As the name suggests, Parametric Equalizer helps to edit different parameters of an audio spectrum. It has three main parameters: gain (amplitude), center frequency and bandwidth (inverse of ‘Q’). Unlike Graphic equalizer, it has variable center frequency. This feature allows the user to alter any specific frequency thus making the equalization process very customized. This equalizer is capable of very fine adjustments; hence it is widely used in the market.

 

History of parametric equalizers

 

1950’s saw the growth of equalizers as an audio production tool. Until 1970’s if any kind of Equalizer existed it had fixed center frequencies. Graphic equalizers were pretty famous until that point but people wanted to break out of this fixed frequency constraint. In 1971, Daniel Flickinger invented a tunable equalizer called ‘ Sweepable EQ’. As the name suggested, this equalizer could make arbitrary selection of frequency and gain in three overlapping audio bands. The following year (1972) George Massenberg, who was still a teenager, wrote a paper to AES in Los Angeles concerning parametric EQ and it’s use in music production. That year saw the rise of parametric equalizer in the live music scene and studio. The rest is history.

 

Parameters explained

 

  • Center Frequency

 

The parametric equalizer allows the user to select any particular frequency. This variable frequency is called the Center Frequency. This is a pretty fascinating feature because it makes the process of equalization very precise. Until the birth of parametric equalizers, mix engineers used to deal with fixed center frequencies, which did not allow for precise equalization.

 

  • Gain (Amplitude)

 

A parametric equalizer cut or boost any frequency by +/- 6dB or +/- 12dB. The control that allows for this is the ‘gain or amplitude knob’
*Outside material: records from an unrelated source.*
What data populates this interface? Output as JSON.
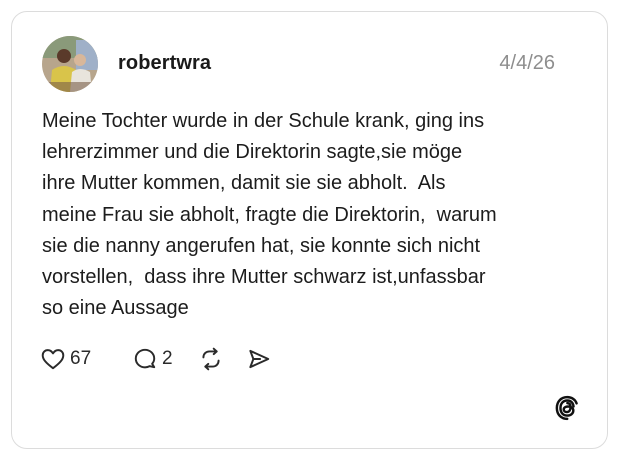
{
  "post": {
    "username": "robertwra",
    "date": "4/4/26",
    "text_lines": [
      "Meine Tochter wurde in der Schule krank, ging ins",
      "lehrerzimmer und die Direktorin sagte,sie möge",
      "ihre Mutter kommen, damit sie sie abholt.  Als",
      "meine Frau sie abholt, fragte die Direktorin,  warum",
      "sie die nanny angerufen hat, sie konnte sich nicht",
      "vorstellen,  dass ihre Mutter schwarz ist,unfassbar",
      "so eine Aussage"
    ]
  },
  "actions": {
    "like": {
      "icon": "heart-icon",
      "count": "67"
    },
    "reply": {
      "icon": "comment-icon",
      "count": "2"
    },
    "repost": {
      "icon": "repost-icon"
    },
    "share": {
      "icon": "send-icon"
    }
  },
  "branding": {
    "icon": "threads-logo-icon"
  },
  "colors": {
    "border": "#dcdcdc",
    "text": "#1c1c1c",
    "muted": "#8e8e8e",
    "background": "#ffffff"
  }
}
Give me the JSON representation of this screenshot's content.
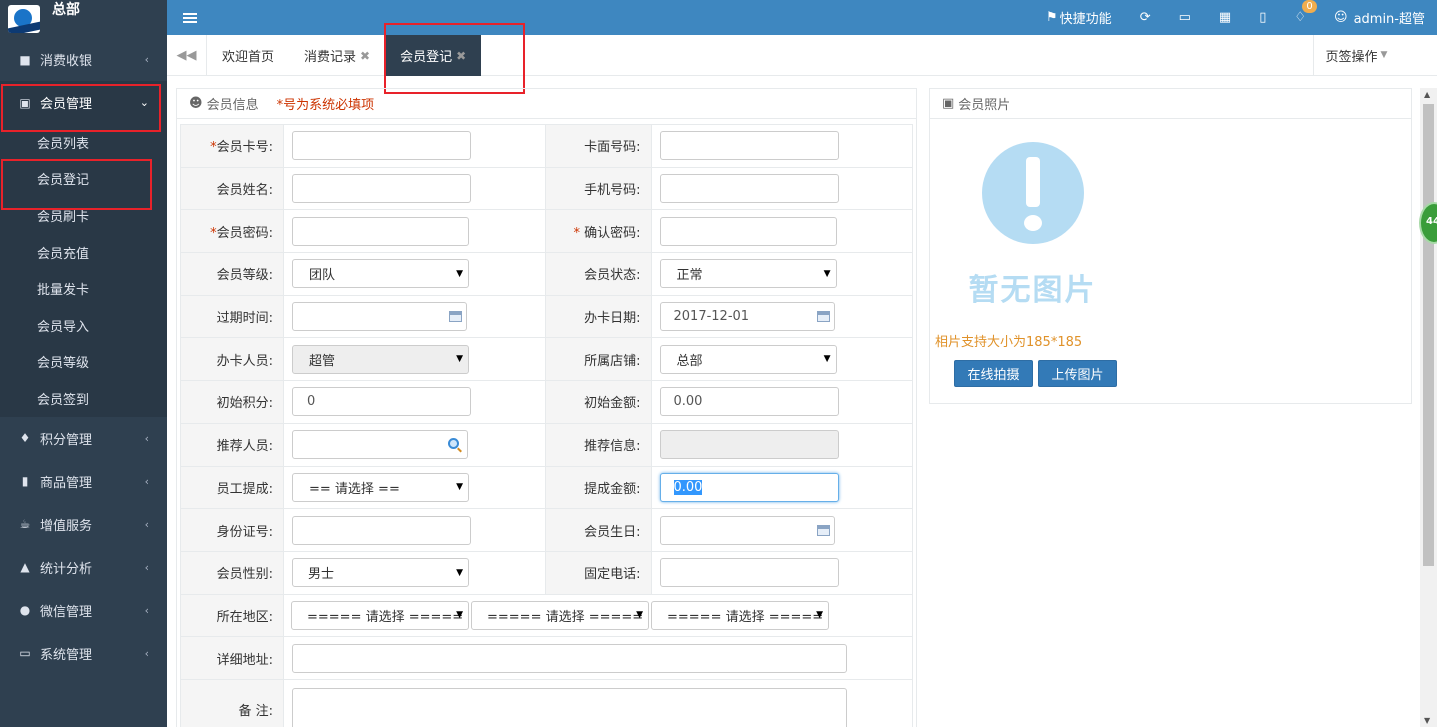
{
  "sidebar": {
    "brand": "总部",
    "menu": [
      {
        "label": "消费收银",
        "icon": "bag-icon"
      },
      {
        "label": "会员管理",
        "icon": "briefcase-icon"
      },
      {
        "label": "积分管理",
        "icon": "integral-icon"
      },
      {
        "label": "商品管理",
        "icon": "barcode-icon"
      },
      {
        "label": "增值服务",
        "icon": "coffee-icon"
      },
      {
        "label": "统计分析",
        "icon": "chart-icon"
      },
      {
        "label": "微信管理",
        "icon": "wechat-icon"
      },
      {
        "label": "系统管理",
        "icon": "desktop-icon"
      }
    ],
    "submenu": [
      "会员列表",
      "会员登记",
      "会员刷卡",
      "会员充值",
      "批量发卡",
      "会员导入",
      "会员等级",
      "会员签到"
    ]
  },
  "topbar": {
    "quick": "快捷功能",
    "badge": "0",
    "user": "admin-超管"
  },
  "tabs": {
    "items": [
      "欢迎首页",
      "消费记录",
      "会员登记"
    ],
    "ops": "页签操作"
  },
  "form": {
    "panel_title": "会员信息",
    "required_note": "*号为系统必填项",
    "star": "*",
    "labels": {
      "card_no": "会员卡号:",
      "face_no": "卡面号码:",
      "name": "会员姓名:",
      "phone": "手机号码:",
      "password": "会员密码:",
      "confirm": "确认密码:",
      "level": "会员等级:",
      "status": "会员状态:",
      "expire": "过期时间:",
      "issue_date": "办卡日期:",
      "issuer": "办卡人员:",
      "store": "所属店铺:",
      "init_points": "初始积分:",
      "init_amount": "初始金额:",
      "referrer": "推荐人员:",
      "ref_info": "推荐信息:",
      "commission": "员工提成:",
      "commission_amt": "提成金额:",
      "id_no": "身份证号:",
      "birthday": "会员生日:",
      "gender": "会员性别:",
      "tel": "固定电话:",
      "region": "所在地区:",
      "address": "详细地址:",
      "remark": "备 注:"
    },
    "values": {
      "level": "团队",
      "status": "正常",
      "issue_date": "2017-12-01",
      "issuer": "超管",
      "store": "总部",
      "init_points": "0",
      "init_amount": "0.00",
      "commission": "== 请选择 ==",
      "commission_amt": "0.00",
      "gender": "男士",
      "region1": "===== 请选择 =====",
      "region2": "===== 请选择 =====",
      "region3": "===== 请选择 ====="
    }
  },
  "photo": {
    "title": "会员照片",
    "placeholder": "暂无图片",
    "note": "相片支持大小为185*185",
    "btn_capture": "在线拍摄",
    "btn_upload": "上传图片"
  },
  "side_bubble": "44"
}
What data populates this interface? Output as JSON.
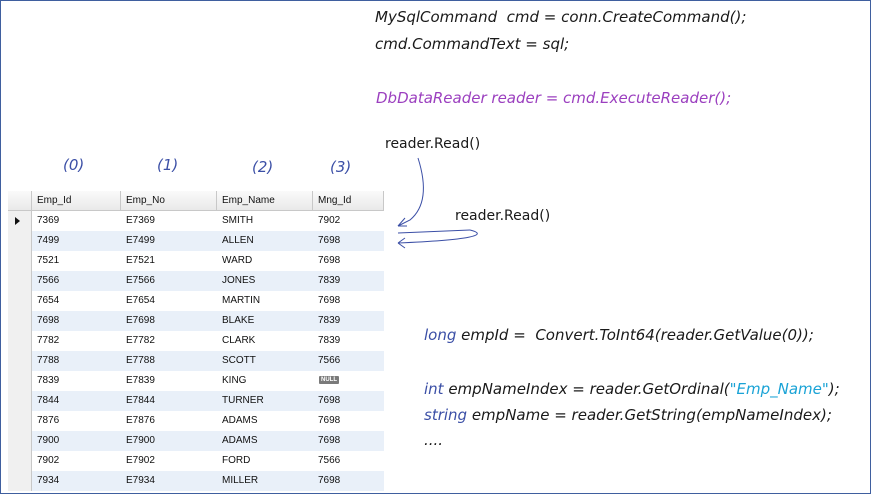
{
  "code": {
    "line1": "MySqlCommand  cmd = conn.CreateCommand();",
    "line2": "cmd.CommandText = sql;",
    "line3": "DbDataReader reader = cmd.ExecuteReader();",
    "read1": "reader.Read()",
    "read2": "reader.Read()",
    "line4": "long empId =  Convert.ToInt64(reader.GetValue(0));",
    "line5_a": "int",
    "line5_b": " empNameIndex = reader.GetOrdinal(",
    "line5_str": "\"Emp_Name\"",
    "line5_c": ");",
    "line6_a": "string",
    "line6_b": " empName = reader.GetString(empNameIndex);",
    "line7": "....",
    "line4_kw": "long",
    "line4_rest": " empId =  Convert.ToInt64(reader.GetValue(0));"
  },
  "indices": [
    "(0)",
    "(1)",
    "(2)",
    "(3)"
  ],
  "grid": {
    "columns": [
      "Emp_Id",
      "Emp_No",
      "Emp_Name",
      "Mng_Id"
    ],
    "null_label": "NULL",
    "rows": [
      [
        "7369",
        "E7369",
        "SMITH",
        "7902"
      ],
      [
        "7499",
        "E7499",
        "ALLEN",
        "7698"
      ],
      [
        "7521",
        "E7521",
        "WARD",
        "7698"
      ],
      [
        "7566",
        "E7566",
        "JONES",
        "7839"
      ],
      [
        "7654",
        "E7654",
        "MARTIN",
        "7698"
      ],
      [
        "7698",
        "E7698",
        "BLAKE",
        "7839"
      ],
      [
        "7782",
        "E7782",
        "CLARK",
        "7839"
      ],
      [
        "7788",
        "E7788",
        "SCOTT",
        "7566"
      ],
      [
        "7839",
        "E7839",
        "KING",
        null
      ],
      [
        "7844",
        "E7844",
        "TURNER",
        "7698"
      ],
      [
        "7876",
        "E7876",
        "ADAMS",
        "7698"
      ],
      [
        "7900",
        "E7900",
        "ADAMS",
        "7698"
      ],
      [
        "7902",
        "E7902",
        "FORD",
        "7566"
      ],
      [
        "7934",
        "E7934",
        "MILLER",
        "7698"
      ]
    ]
  },
  "colors": {
    "purple": "#9b3fbf",
    "keyword_blue": "#3b4fa6",
    "string_cyan": "#1aa3d6",
    "alt_row": "#e9f0f9"
  }
}
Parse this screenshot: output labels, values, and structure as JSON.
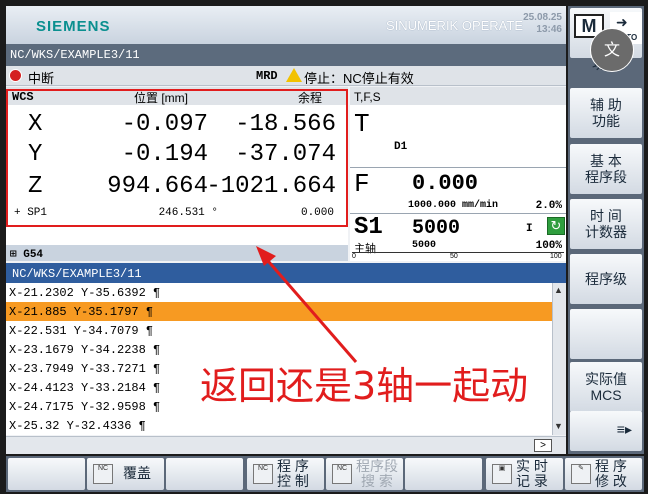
{
  "header": {
    "brand": "SIEMENS",
    "product": "SINUMERIK OPERATE",
    "date": "25.08.25",
    "time": "13:46"
  },
  "path": "NC/WKS/EXAMPLE3/11",
  "alarm": {
    "text": "中断",
    "mode": "MRD",
    "stop_text": "停止：NC停止有效"
  },
  "wcs": {
    "title": "WCS",
    "pos_header": "位置 [mm]",
    "rem_header": "余程",
    "axes": [
      {
        "name": "X",
        "pos": "-0.097",
        "rem": "-18.566"
      },
      {
        "name": "Y",
        "pos": "-0.194",
        "rem": "-37.074"
      },
      {
        "name": "Z",
        "pos": "994.664",
        "rem": "-1021.664"
      }
    ],
    "spindle": {
      "name": "+ SP1",
      "pos": "246.531 °",
      "rem": "0.000"
    },
    "g_code": "G54"
  },
  "tfs": {
    "header": "T,F,S",
    "t_letter": "T",
    "d_value": "D1",
    "f_letter": "F",
    "f_value": "0.000",
    "f_line": "1000.000 mm/min",
    "f_pct": "2.0%",
    "s_letter": "S1",
    "s_value": "5000",
    "s_dir": "I",
    "spindle_label": "主轴",
    "s_actual": "5000",
    "s_pct": "100%",
    "scale": [
      "0",
      "50",
      "100"
    ]
  },
  "program": {
    "title": "NC/WKS/EXAMPLE3/11",
    "lines": [
      "X-21.2302 Y-35.6392 ¶",
      "X-21.885 Y-35.1797 ¶",
      "X-22.531 Y-34.7079 ¶",
      "X-23.1679 Y-34.2238 ¶",
      "X-23.7949 Y-33.7271 ¶",
      "X-24.4123 Y-33.2184 ¶",
      "X-24.7175 Y-32.9598 ¶",
      "X-25.32 Y-32.4336 ¶"
    ],
    "selected_index": 1
  },
  "vertical_softkeys": {
    "m_key": "M",
    "auto_key": "AUTO",
    "translate": "文",
    "items": [
      "功能",
      "辅 助\n功能",
      "基 本\n程序段",
      "时 间\n计数器",
      "程序级",
      "",
      "实际值\nMCS",
      ""
    ]
  },
  "horizontal_softkeys": {
    "overwrite": "覆盖",
    "prog_control": "程 序\n控 制",
    "prog_search": "程序段\n搜 索",
    "realtime_record": "实 时\n记 录",
    "prog_edit": "程 序\n修 改"
  },
  "annotation": "返回还是3轴一起动",
  "colors": {
    "accent_red": "#e11d1d",
    "selection": "#f79a22",
    "header_blue": "#2f5d9e"
  }
}
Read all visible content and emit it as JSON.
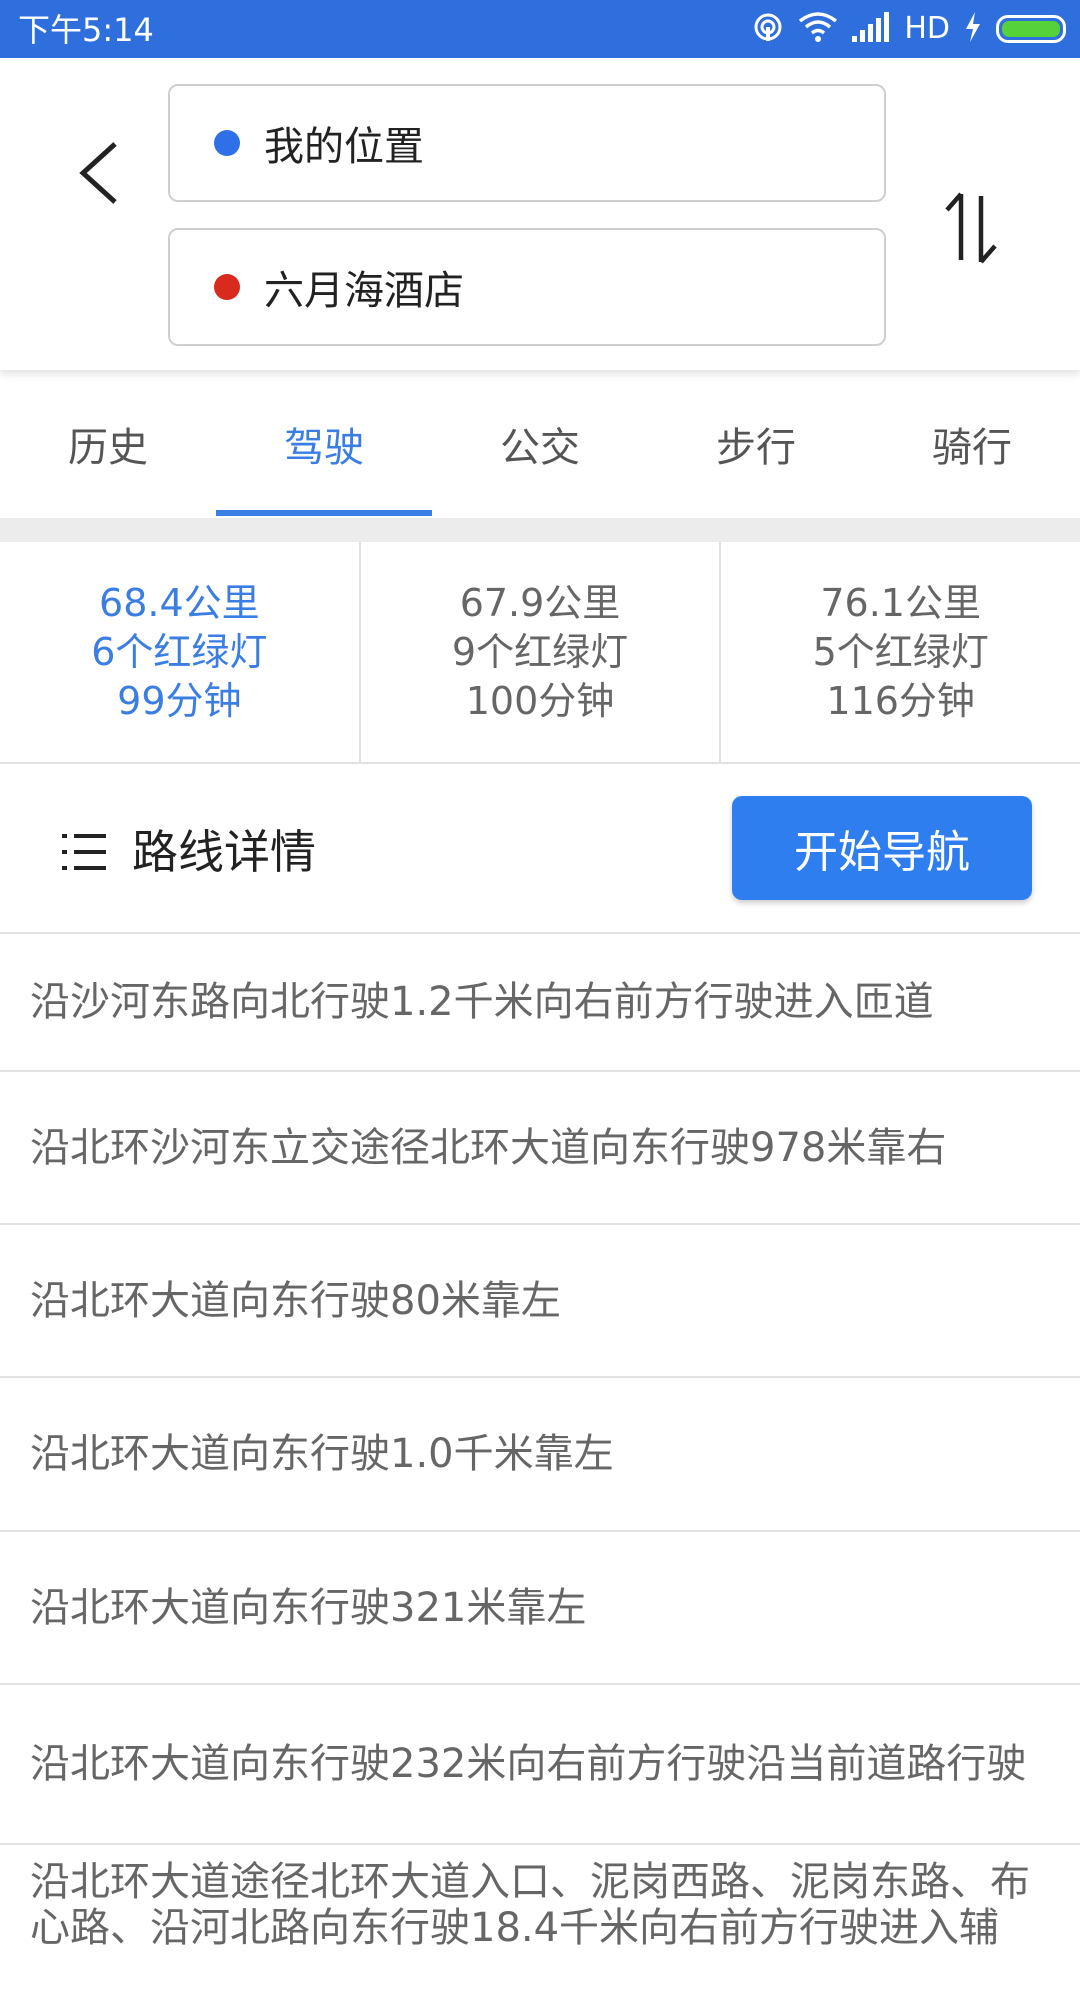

In simple words once we have chosen a center frequency in order to cut or boost it we need some sort of control. This control is offered by the Gain function.

 

  • Bandwidth

Bandwidth is the frequency range between -3dB points located on either side of the center frequency.

Simply put, when a particular frequency is altered, other frequencies that are above and below it also get affected. This range of frequencies around the center frequency is known as the ‘bandwidth’.

Bandwidth has an inverse relationship to ‘Q’. Higher the ‘Q’ narrower is the bandwidth and lower the ’Q’ wider is the bandwidth.

 

PS: Wider bandwidths tend to sound more natural than narrower bandwidth’s.

 

Interesting Applications

 

Other than mixing and making tonal changes to instruments these are some other application of parametric equalizers.

 

  • Feedback Cancellation

Shrieking sounds are heard in live music venues, because of the microphone picking up sounds from the speaker.  To prevent this, parametric equalizer can cut certain frequencies hence solving the problem.

 

  • Tuning Studio Monitors

Any sort of speaker has peaks and dips at certain frequencies. For home studio applications one requires speakers with flat response. Parametric equalizers can also flatten out these peaks and dips.

 

  • Eliminating unwanted noises

Producers often use Parametric equalizers to cancel out noises like guitar pick sound, piano pedal etc. making the recordings sound cleaner.

 

Additional Resources & Source Texts

 

http://www.yamahaproaudio.com/global/en/training_support/selftraining/pa_guide_beginner/equlizer/

http://www.mediacollege.com/audio/eq/parametric.html

http://www.soundonsound.com/techniques/whats-frequency

https://intelligentsoundengineering.wordpress.com/2016/02/22/a-short-history-of-graphic-and-parametric-equalization/